In an effort to avoid being bested by their pal Leela, Tony and Bernie (the lovable twins from Mike DeNero’s Neighborhood) allow me to present Tony and Bernie’s “Big Apple” Stash. As the lads are twins, and are usually forced to share, why stop at toys, snacks, and sportscards? They will also take turns authoring this column, a monthly ode to their favorite vintage sportscards picturing New York legends. This month, it’s Bernie’s turn.
My 1969 Topps Nolan Ryan and 1969 World Series Game 3 Ticket Stub
Since I’m a Yankee fan through and through, I usually don’t waste my time on the Mets, but Nolan Ryan is the exception. Born January 31, 1947, twenty-eight years to the day that Jackie Robinson was placed onto this Earth, Nolan Ryan is pictured on his 1969 Topps card, presumably as a twenty-one year-old fireballer (I assume the photo was taken in ’68). The photo is great, a follow-through pose, taken at a time when young Nolan was wearing the number 30 and had pitched less than the 137 MLB innings the 1968 season with. Of course, he had 144 strikeouts – more than one per inning.
Later in the 1969 season, as the Amazin’ Mets cruised to the NL East division title, thanks to their skipper, Gil Hodges guiding them to a 100-62 record, young Nolan had yet to crack the Mets’ starting rotation, which included the legendary Tom Seaver, Jerry Koosman, and Carl Gentry. That didn’t stop him from performing admirably in the NLCS versus the Braves in Game 3, when he pitched seven innings in relief to get the win (it would take him twelve years to earn his next postseason victory) and provide the Mets with their first trip to the Fall Classic.
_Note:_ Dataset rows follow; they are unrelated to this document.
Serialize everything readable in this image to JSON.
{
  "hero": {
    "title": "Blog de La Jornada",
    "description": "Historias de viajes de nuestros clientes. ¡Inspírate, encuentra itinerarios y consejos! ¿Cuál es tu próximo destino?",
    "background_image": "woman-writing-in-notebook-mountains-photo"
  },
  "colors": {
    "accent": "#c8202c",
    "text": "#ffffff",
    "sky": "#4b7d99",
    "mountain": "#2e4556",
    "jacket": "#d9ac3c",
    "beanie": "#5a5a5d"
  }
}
In that series, Ryan earned the save in Game 3, pitching 2 plus shutout innings against the Baltimore Orioles. The Game 3 victory gave the Mets a 2–1 lead in the Series, which they later went on to win in five games. That Game 3 appearance would be Nolan Ryan's sole World Series appearance.
Take a look at that card – what a beauty! Nolan Ryan pictured years before accumulating seven no-hitters, twelve one-hitters, 324 wins, and 5,714 strikeouts. An amazing record for an Amazin’ Met!